McEnany refused to offer any explanation of Trump's comments and instead redirected reporters to a clip of Scarborough on Don Imus's radio show in 2003. In that show, Imus made a tasteless joke obliquely referring to the death, and Scarborough laughed at it briefly.

"Why is the president making these unfounded allegations?" asked ABC News' Jonathan Karl. "I mean, this is pretty nuts, isn't it? The president is accusing someone of possible murder. The family is pleading with the president to please stop unfounded conspiracy theories. Why is he doing it?""The president said this morning, this is not an original Trump thought. And it is not," she said, bringing up the Imus clip. But she made no mention of why the president is bringing up the issue 17 years later and with a much larger platform.

When pressed further on the president's conduct, she again diverted blame to Scarborough, saying his morning show unfairly criticizes the president. But again, she offered no substantive defense of Trump.

After McEnany had moved on, PBS reporter Yamiche Alcindor brought it up again: "Why won't the president give this widower peace and stop tweeting about the conspiracy theory involving his wife?"
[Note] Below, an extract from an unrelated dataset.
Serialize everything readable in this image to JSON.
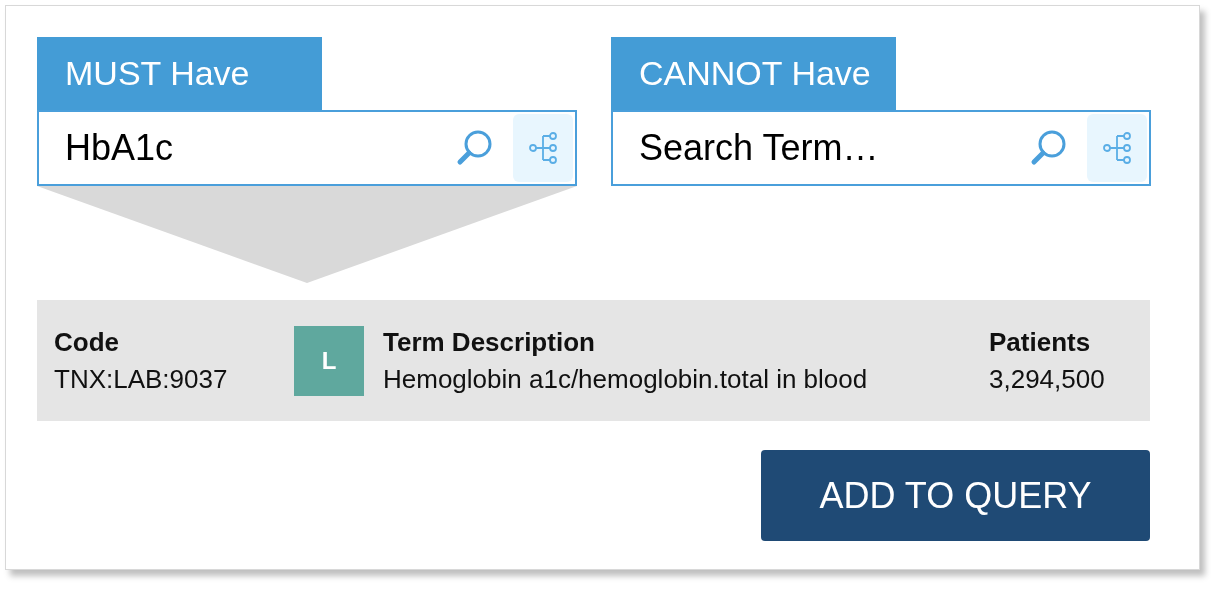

McEnany said she had already answered the question, which she hadn't, and said the onus is on Scarborough to explain the Imus clip."The widower is talking specifically about the president!" Alcindor shot back. But McEnany called on Chanel Rion, with the aggressively pro-Trump outlet OAN, who changed the subject to conspiracy theories about the origins of the Russia investigation.

"Are you not going to answer that?" Alcindor called out, still trying to get a substantive response to her question, but Rion spoke over her.

At the end of the briefing, another reporter asked whether Trump was looking for any actual law enforcement steps be taken in response to his conspiracy theory. But McEnany had nothing to add, and simply told people to listen to the Imus clip again. As she hurried out of the briefing room, a reporter asked if Trump would stop promoting the theory — but she left without answering.

Watch the exchange about Klausutis, which begins at 48:45.